The unique roof comprises sets of interlocking vaulted concrete ‘shells’ set upon a vast terraced platform and surrounded by terraced areas that function as pedestrian concourses. The two main halls are arranged side by side, with their long axes, slightly inclined from each other, generally running north-south. The auditoria face south, away from the harbour with the stages located between the audience and the city. The Forecourt is a vast open space from which people ascend the stairs to the podium.

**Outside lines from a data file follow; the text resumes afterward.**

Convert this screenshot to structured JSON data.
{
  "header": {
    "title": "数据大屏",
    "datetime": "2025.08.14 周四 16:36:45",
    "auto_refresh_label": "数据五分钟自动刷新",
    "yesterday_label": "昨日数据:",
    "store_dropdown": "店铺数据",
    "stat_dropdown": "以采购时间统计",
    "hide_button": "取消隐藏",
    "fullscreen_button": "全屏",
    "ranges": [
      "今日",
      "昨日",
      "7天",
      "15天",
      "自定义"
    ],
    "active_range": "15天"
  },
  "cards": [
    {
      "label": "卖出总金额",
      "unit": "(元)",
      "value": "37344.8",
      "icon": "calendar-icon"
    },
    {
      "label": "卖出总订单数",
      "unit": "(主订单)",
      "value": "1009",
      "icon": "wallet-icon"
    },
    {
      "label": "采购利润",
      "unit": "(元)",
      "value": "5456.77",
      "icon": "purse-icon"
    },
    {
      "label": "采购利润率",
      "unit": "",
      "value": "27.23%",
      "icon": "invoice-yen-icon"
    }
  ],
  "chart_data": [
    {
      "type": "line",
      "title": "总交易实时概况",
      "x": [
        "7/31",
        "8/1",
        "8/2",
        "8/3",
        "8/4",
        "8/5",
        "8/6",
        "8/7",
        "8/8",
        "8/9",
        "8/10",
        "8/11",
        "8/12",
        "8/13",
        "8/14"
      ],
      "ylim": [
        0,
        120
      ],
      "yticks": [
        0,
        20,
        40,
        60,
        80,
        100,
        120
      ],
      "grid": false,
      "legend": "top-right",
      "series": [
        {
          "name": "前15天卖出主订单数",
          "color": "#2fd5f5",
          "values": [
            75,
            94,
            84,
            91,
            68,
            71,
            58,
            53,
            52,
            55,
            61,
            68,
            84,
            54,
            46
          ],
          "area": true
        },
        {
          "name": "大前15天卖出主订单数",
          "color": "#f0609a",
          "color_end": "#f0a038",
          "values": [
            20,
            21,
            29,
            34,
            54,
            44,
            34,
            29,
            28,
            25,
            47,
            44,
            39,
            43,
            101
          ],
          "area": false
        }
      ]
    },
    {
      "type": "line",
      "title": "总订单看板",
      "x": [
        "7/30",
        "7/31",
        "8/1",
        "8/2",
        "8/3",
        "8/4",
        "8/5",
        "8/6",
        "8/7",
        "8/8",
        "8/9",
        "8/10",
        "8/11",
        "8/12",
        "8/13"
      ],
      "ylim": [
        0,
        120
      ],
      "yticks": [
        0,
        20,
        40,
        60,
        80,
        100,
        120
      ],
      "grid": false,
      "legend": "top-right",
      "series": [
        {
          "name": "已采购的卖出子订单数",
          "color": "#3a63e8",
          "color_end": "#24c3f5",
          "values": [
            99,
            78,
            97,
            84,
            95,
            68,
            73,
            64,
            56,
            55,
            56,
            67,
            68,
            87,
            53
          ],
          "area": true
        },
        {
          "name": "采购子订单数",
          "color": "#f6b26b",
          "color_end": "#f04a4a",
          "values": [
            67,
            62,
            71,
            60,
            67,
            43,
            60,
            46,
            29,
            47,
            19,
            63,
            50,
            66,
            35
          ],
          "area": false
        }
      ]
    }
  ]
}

The Monumental Steps, which lead up from the Forecourt to the two main performance venues, are a great ceremonial stairway nearly 100 metres wide.

The vaulted roof shells were designed by Utzon in collaboration with internationally renowned engineers Ove Arup & Partners with the final shape of the shells derived from the surface of a single imagined sphere. Each shell is composed of pre-cast rib segments radiating from a concrete pedestal and rising to a ridge beam. The shells are faced in glazed off-white tiles while the podium is clad in earth-toned, reconstituted granite panels. The glass walls are a special feature of the building, constructed according to the modified design by Utzon’s successor architect, Peter Hall.

The history surrounding the design and construction of the building became as controversial as its design. In 1956 the NSW Government called an open-ended international design competition and appointed an independent jury. The competition brief provided broad specifications to attract the best design talent in the world; it did not specify design parameters or set a cost limit. The main requirement of the competition brief was a design for two performance halls, one for opera and one for symphony concerts. Reputedly rescued from a pile of discarded submissions, Jørn Utzon’s winning entry created great community interest and the NSW Government’s decision to commission Utzon as the sole architect was unexpected, bold and visionary.

Design and construction were closely intertwined. Utzon’s radical approach to the construction of the building fostered an exceptional collaborative and innovative environment. The design solution and construction of the shell structure took eight years to complete and the development of the special ceramic tiles for the shells took over three years. The project was not helped by the changes to the brief. Construction of the shells was one of the most difficult engineering tasks ever to be attempted. The revolutionnary concept demanded equally revolutionary engineering and building techniques. Baulderstone Hornibrook (then Hornibrook Group) constructed the roof shells and the interior structure and fit-out.

At the behest of the Australian Broadcasting Commission (ABC) the NSW Government changed the proposed larger opera hall into the concert hall because at the time, symphony concerts, managed by the ABC, were more popular and drew larger audiences than opera. Cost overruns contributed to the public criticism and a change of government caused in 1966 Utzon to resign, street demonstrations and professional controversy. Peter Hall supported by Lionel Todd and David Littlemore in conjunction with the then NSW Government Architect, Ted Farmer completed the glass walls and interiors including adding three previously unplanned venues underneath the Concert Hall on the western side.

Opened by Queen Elizabeth II on October 20, in 1973, new works were undertaken between 1986 and 1988 to the land approach and Forecourt under the supervision of the then NSW Government Architect, Andrew Andersons, with contributions by Peter Hall. For the futureIn 1999, Jørn Utzon was re-engaged as Sydney Opera House architect to develop a set of design principles to act as a guide for all future changes to the building. These principles reflect his original vision and help to ensure that the building’s architectural integrity is maintained.